Work to complete - The records follow. Give them all back exactly.

Dataset records -
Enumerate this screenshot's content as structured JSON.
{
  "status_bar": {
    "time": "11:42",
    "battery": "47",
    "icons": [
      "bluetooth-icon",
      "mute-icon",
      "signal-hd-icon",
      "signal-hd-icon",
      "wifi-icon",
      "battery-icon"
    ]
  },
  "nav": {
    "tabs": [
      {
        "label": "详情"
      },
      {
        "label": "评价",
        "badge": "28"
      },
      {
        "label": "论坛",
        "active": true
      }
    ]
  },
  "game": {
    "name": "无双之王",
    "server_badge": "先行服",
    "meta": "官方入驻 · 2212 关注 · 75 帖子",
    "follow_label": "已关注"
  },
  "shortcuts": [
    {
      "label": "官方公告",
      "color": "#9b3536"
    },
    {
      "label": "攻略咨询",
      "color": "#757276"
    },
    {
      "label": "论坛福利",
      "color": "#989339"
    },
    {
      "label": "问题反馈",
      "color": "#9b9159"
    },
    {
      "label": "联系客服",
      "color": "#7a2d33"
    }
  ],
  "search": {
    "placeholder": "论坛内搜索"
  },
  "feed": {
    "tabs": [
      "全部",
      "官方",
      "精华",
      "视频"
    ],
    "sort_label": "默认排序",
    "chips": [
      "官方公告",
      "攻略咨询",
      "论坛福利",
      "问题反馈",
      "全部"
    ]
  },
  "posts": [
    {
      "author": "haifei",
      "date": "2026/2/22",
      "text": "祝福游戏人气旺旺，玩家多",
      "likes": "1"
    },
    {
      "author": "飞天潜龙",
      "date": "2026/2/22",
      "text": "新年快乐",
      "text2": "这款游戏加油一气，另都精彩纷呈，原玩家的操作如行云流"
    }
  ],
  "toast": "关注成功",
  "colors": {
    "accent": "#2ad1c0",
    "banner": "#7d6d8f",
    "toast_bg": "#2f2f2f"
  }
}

Task solution -
Enumerate this screenshot's content as structured JSON.
{
  "status_bar": {
    "time": "11:42",
    "battery": "47",
    "icons": [
      "bluetooth-icon",
      "mute-icon",
      "signal-hd-icon",
      "signal-hd-icon",
      "wifi-icon",
      "battery-icon"
    ]
  },
  "nav": {
    "tabs": [
      {
        "label": "详情"
      },
      {
        "label": "评价",
        "badge": "28"
      },
      {
        "label": "论坛",
        "active": true
      }
    ]
  },
  "game": {
    "name": "无双之王",
    "server_badge": "先行服",
    "meta": "官方入驻 · 2212 关注 · 75 帖子",
    "follow_label": "已关注"
  },
  "shortcuts": [
    {
      "label": "官方公告",
      "color": "#9b3536"
    },
    {
      "label": "攻略咨询",
      "color": "#757276"
    },
    {
      "label": "论坛福利",
      "color": "#989339"
    },
    {
      "label": "问题反馈",
      "color": "#9b9159"
    },
    {
      "label": "联系客服",
      "color": "#7a2d33"
    }
  ],
  "search": {
    "placeholder": "论坛内搜索"
  },
  "feed": {
    "tabs": [
      "全部",
      "官方",
      "精华",
      "视频"
    ],
    "sort_label": "默认排序",
    "chips": [
      "官方公告",
      "攻略咨询",
      "论坛福利",
      "问题反馈",
      "全部"
    ]
  },
  "posts": [
    {
      "author": "haifei",
      "date": "2026/2/22",
      "text": "祝福游戏人气旺旺，玩家多",
      "likes": "1"
    },
    {
      "author": "飞天潜龙",
      "date": "2026/2/22",
      "text": "新年快乐",
      "text2": "这款游戏加油一气，另都精彩纷呈，原玩家的操作如行云流"
    }
  ],
  "toast": "关注成功",
  "colors": {
    "accent": "#2ad1c0",
    "banner": "#7d6d8f",
    "toast_bg": "#2f2f2f"
  }
}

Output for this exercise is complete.